In the first scenes of Away From Her, Polley quietly creates a portrait of what seems a blissfully contented marriage. In bed with his wife, Pinsent strokes those iconically ripe lips, as any older man lucky enough to be married to Julie Christie would do, every hour on the hour. It’s a big point in the story and the film that Fiona was always a little vague, so that the start of her Alzheimer’s doesn’t seem too different from her natural behavior at first. Christie’s acting in Away From Her is translucent: she stands very still in her close-ups and opens her face up for us, allowing the camera to see Fiona’s confusion, her humor, and the mystery that begins to cloak her eyes as her mind goes. The uneasy darling is gone. In her place is a woman who has held onto her beauty by letting go of her fears, and an accomplished actress who steers well clear of “Disease of the Week” television and puts together a deeply imaginative portrait of a self-aware woman lyrically falling into unawareness. The film stresses that there might be something pleasurable about forgetfulness. Faced with oblivion, Christie’s Fiona chooses to treat it as an adventure; we really feel her pain and panic only because she rarely shows it to us.
Towards the end of the film, when Fiona has begun to fade, Christie does not take the easy way out into pathos. As she lies in her bed, Fiona’s face seems ravaged by time and grievance, her white hair framing a look of passionate disappointment (Fiona’s hair is cut in the story, but Polley wisely lets Christie keep her wounded lioness mane). When she is wheeled to the second floor, where the hopeless cases are housed, Christie lies collapsed in her wheelchair, her head to the side, her face completely walled up in ecstatic contemplation.
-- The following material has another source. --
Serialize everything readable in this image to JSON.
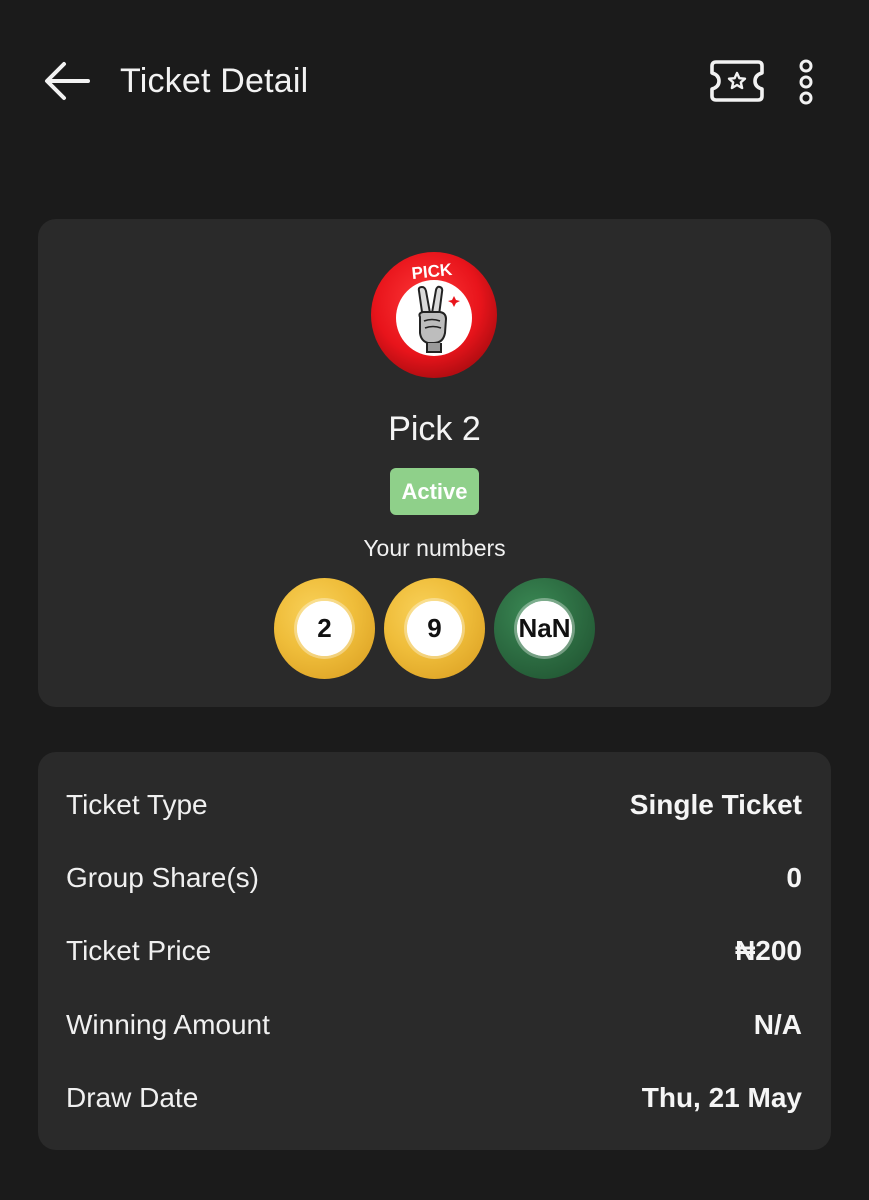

This image is both scary (Fiona is simply not there anymore) and exciting (what could she be looking at, feeling?). It’s moments like this that justify Al Pacino’s comment that Julie Christie is the most “poetic” of actresses.
The political Christie of the ’80s hasn’t been lost, either: watching television news of the war in Iraq, a still-somewhat-lucid Fiona says, “How could they forget Vietnam?” This might have struck a sour note, but Christie delivers the line with just the right amount of “where have all the flowers gone?” romance. Otherwise, Away From Her is content to be a small film about genuine love, and it is a heartening gesture of empathy from Polley, who surely has some fine films ahead of her (she was impressively articulate and modest in the Q & A that followed the screening). As for the justly fabled Christie, we can only hope she has a few more performances like this in her. In a New York Times interview, she said that she took small roles in things like Troy and Harry Potter and the Prisoner of Azkaban to “pay to fix my roof.” May I suggest that Steven Soderbergh might redeem himself by paying for a whole new wing on Christie’s house and offering her a poignant, highly erotic screenplay in which she can tussle with her old Mod boyfriend Terence Stamp. A bold, haughty love scene today between sexy ’60s Stamp and Christie might put old-ageism to bed for good and all.
House contributor Dan Callahan’s writing has appeared in Slant Magazine, Bright Lights Film Journal and Senses of Cinema, among other publications.